Красная площадь, Krasnaya ploshchad) is the Russian name of th square, right next to the Kremlin. As Krasnaya means Red as well as Beautiful, it is assumed that the colour red has little to do with the name, but the beauty of the place was referred to when it was renamed. Originally the beauty referred to the Cathedral shown above: The Cathedral of Intercession of the Virgin on the Moat (Russian: Собор Покрова что на Рву or simply Pokrovskiy Cathedral, better known as the Cathedral of Saint Basil the Blessed or Saint Basil’s Cathedral – Russian: Собор Василия Блаженного). Legend has that the architects Barma and Postnik were blinded after finishing the building, so that they could not create anything of greater beauty…
In the front of the cathedral stands a bronze statue commemorating Dmitry Pozharsky and Kuzma Minin, who rallied Russia’s volunteer army against the Polish invaders during the Time of Troubles in the late sixteenth and early seventeenth centuries. The statue was originally constructed in the center of Red Square, but the Soviet government felt it obstructed parades and moved the statue in front of the cathedral in 1936.
The initial concept was to build a cluster of chapels, one dedicated to each of the saints on whose feast day the tsar had won a battle, but the construction of a single central tower unifies these spaces into a single cathedral. Legend says that Ivan had the architect, Postnik Yakovlev, blinded to prevent him from building a more magnificent building for anyone else.

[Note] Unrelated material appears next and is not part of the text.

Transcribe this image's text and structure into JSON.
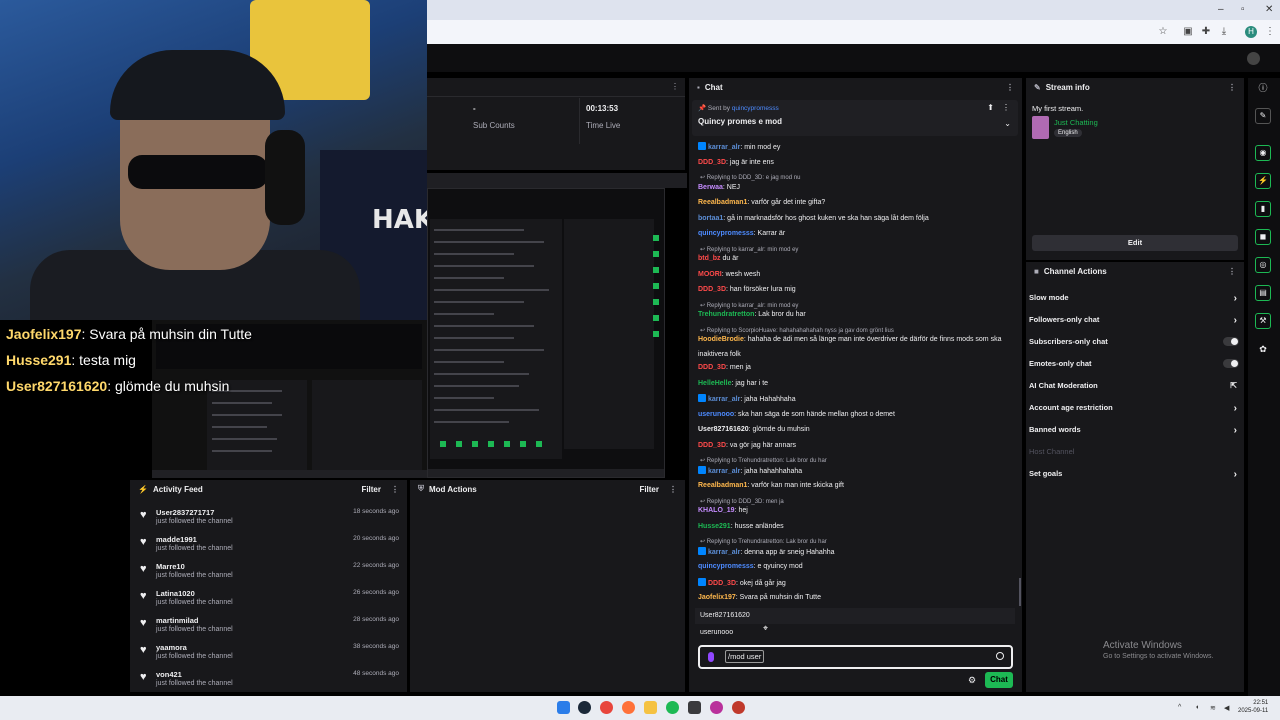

Saint Basil’s Cathedral should not be confused with the Moscow Kremlin, which is situated right next to it on Red Square. It is not at all a part of the Moscow Kremlin. However, many publications do make the mistake of calling this structure the Kremlin. The misconception has inadvertently been reinforced by Western television journalists, who have often stood in front of St. Basil’s during their reports.
(Thanks to WikiPedia for additional info used)